▶ **Task**
Scan the entries and copy each line where the word "true" is present.

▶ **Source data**
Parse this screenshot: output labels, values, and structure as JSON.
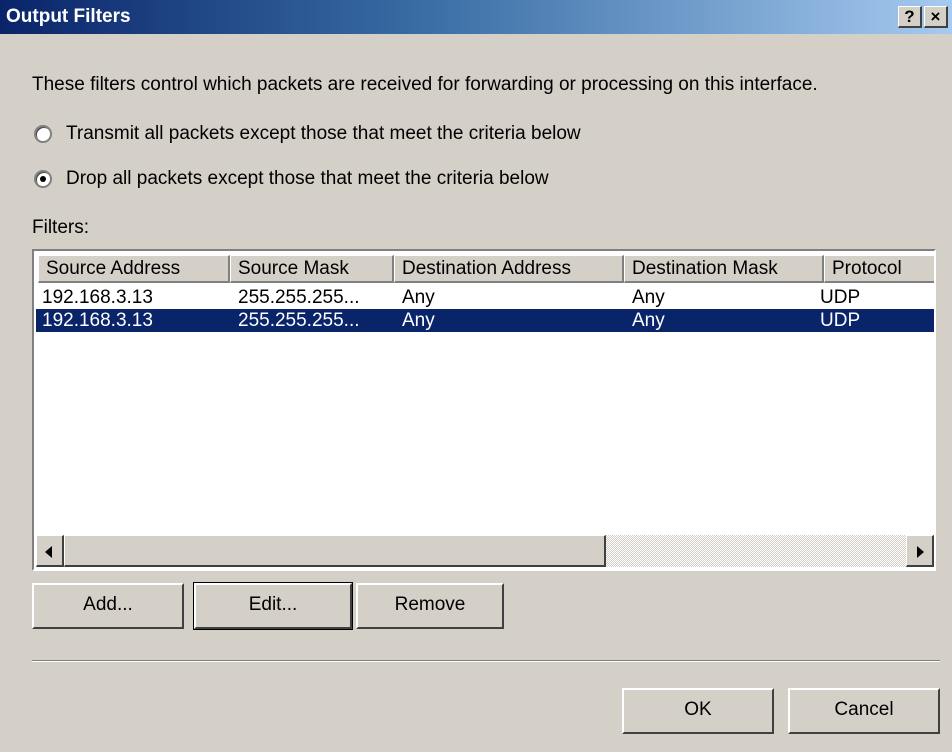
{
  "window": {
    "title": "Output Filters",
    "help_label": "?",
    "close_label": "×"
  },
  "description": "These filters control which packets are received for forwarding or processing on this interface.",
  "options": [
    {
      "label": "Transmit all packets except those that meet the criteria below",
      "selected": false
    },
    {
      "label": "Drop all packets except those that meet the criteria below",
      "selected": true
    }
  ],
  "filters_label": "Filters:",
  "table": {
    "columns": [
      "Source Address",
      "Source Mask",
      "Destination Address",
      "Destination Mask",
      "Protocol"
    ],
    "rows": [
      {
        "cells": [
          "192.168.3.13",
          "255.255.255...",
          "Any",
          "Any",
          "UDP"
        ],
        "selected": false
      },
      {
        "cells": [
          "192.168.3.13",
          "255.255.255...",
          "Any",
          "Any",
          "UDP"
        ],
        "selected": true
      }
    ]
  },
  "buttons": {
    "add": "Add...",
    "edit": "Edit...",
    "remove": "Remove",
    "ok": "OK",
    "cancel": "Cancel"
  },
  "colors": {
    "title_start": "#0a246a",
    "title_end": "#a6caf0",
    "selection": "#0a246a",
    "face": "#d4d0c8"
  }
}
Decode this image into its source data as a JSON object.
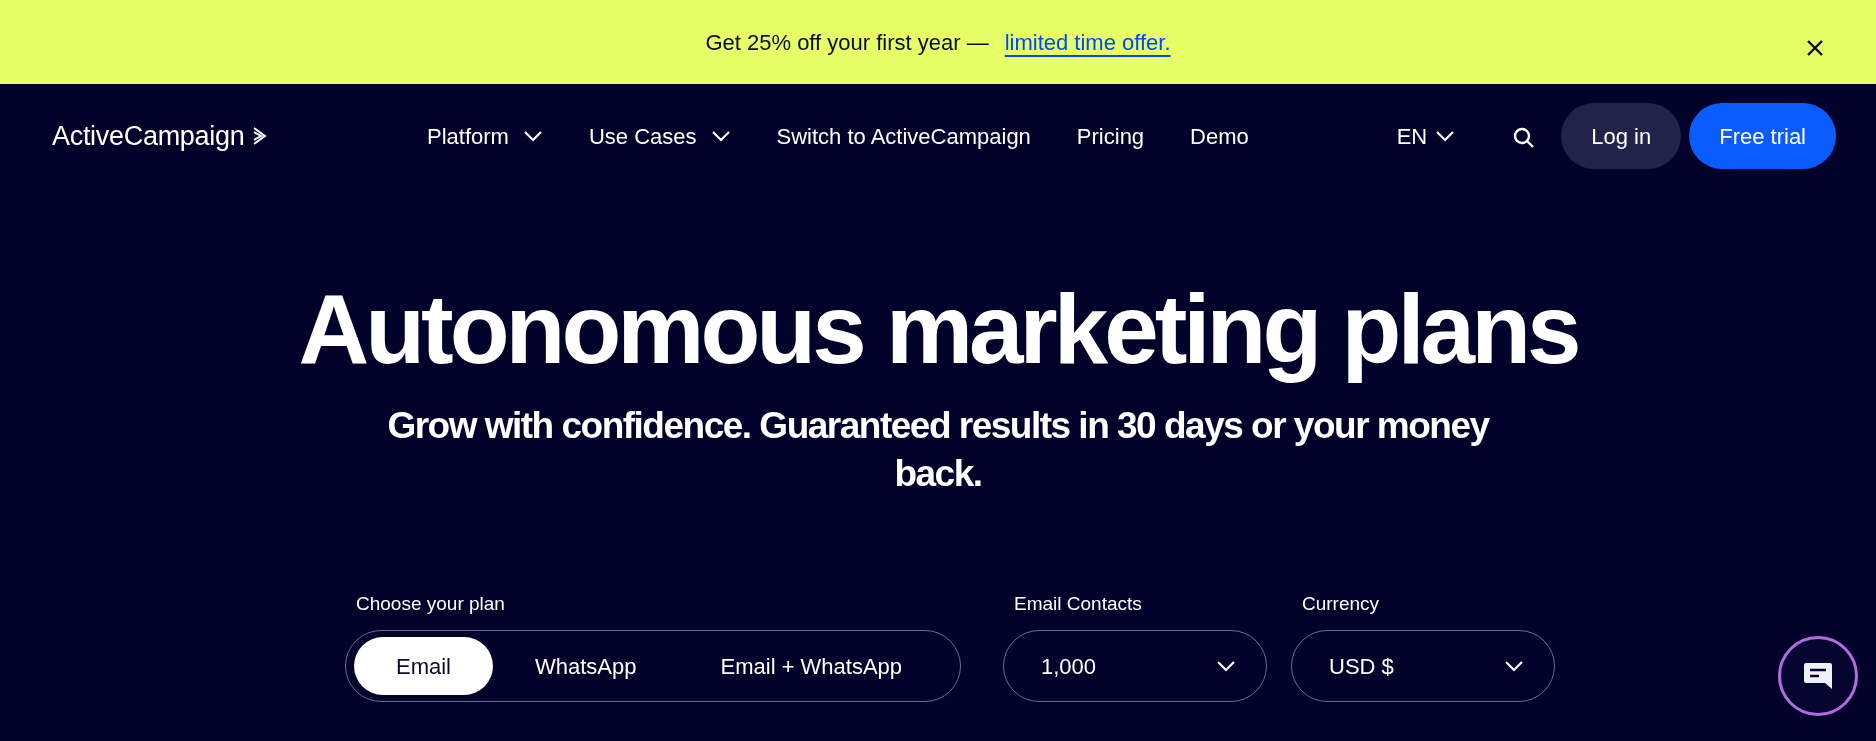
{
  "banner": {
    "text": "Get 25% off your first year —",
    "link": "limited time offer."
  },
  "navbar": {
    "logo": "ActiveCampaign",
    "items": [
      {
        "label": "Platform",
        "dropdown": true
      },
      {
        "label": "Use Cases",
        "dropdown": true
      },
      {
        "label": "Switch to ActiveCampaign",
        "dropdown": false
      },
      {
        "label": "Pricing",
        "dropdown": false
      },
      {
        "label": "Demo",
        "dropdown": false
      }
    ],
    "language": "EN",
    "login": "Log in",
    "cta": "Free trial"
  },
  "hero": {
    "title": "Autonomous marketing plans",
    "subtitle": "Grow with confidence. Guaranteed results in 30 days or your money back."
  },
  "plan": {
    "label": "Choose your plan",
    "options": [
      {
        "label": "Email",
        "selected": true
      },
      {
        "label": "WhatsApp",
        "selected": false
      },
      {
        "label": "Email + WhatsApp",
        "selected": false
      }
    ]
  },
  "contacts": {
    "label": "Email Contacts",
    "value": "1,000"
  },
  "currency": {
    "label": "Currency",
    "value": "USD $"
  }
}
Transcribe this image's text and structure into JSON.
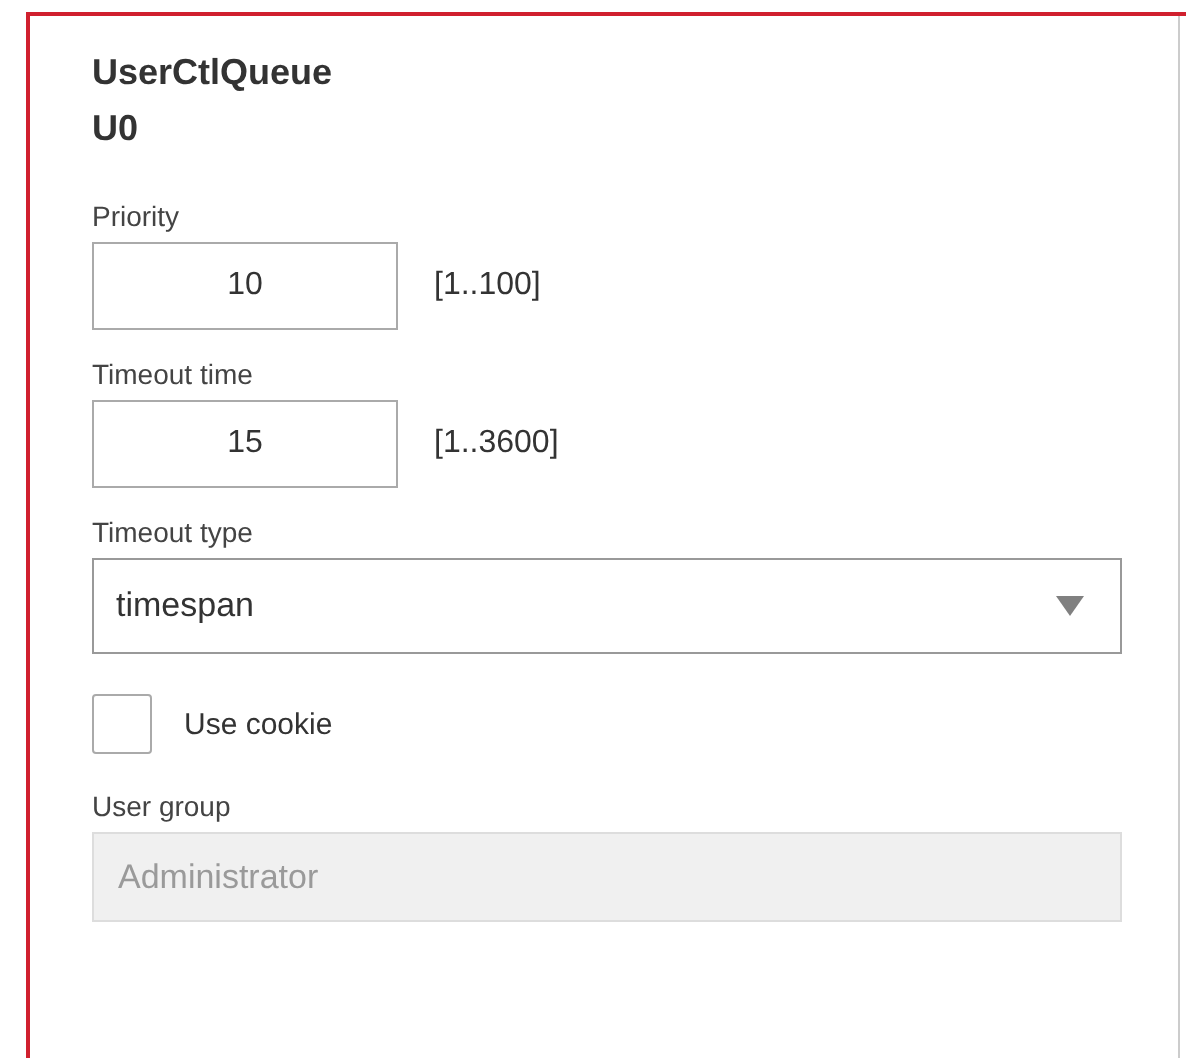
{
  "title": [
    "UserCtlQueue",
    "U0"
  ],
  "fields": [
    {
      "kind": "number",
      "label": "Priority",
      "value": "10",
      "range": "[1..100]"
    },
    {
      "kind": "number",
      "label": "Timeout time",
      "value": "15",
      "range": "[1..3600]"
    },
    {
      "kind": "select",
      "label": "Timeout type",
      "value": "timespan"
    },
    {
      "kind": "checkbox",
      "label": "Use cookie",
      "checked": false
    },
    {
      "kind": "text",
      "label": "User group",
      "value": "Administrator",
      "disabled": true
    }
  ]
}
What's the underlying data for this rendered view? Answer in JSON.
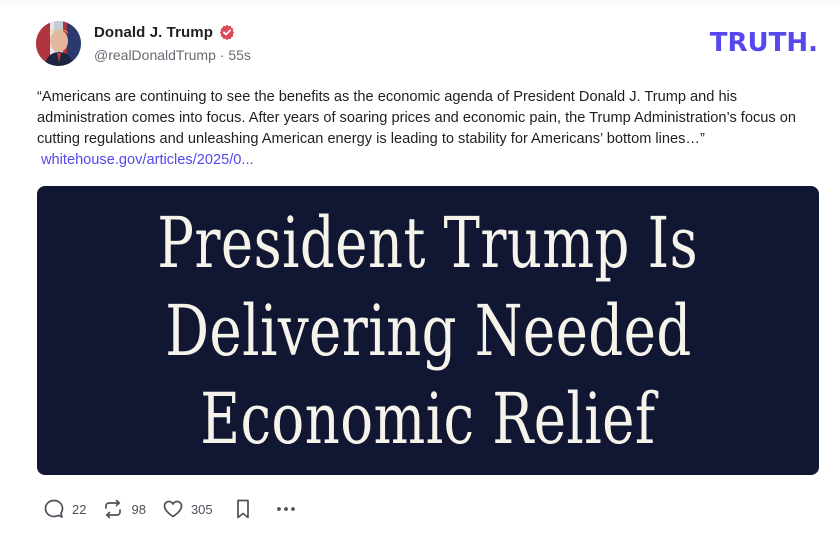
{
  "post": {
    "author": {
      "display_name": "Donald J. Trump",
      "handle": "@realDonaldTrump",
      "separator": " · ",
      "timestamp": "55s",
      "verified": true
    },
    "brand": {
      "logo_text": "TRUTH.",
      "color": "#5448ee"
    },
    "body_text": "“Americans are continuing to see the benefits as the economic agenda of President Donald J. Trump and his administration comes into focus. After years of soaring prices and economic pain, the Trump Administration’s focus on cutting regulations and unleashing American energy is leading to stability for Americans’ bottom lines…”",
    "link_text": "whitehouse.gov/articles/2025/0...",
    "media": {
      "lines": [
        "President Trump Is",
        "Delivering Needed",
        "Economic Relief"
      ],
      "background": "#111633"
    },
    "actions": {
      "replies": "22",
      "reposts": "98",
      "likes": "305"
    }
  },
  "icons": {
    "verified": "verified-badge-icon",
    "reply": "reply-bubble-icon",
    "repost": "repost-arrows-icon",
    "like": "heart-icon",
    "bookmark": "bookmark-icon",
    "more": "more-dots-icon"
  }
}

▶ **Response area**
      "selected": true
        "selected": true
        "dropdown": true
        "dropdown": true
        "selected": true
      "disabled": true
      "verified": true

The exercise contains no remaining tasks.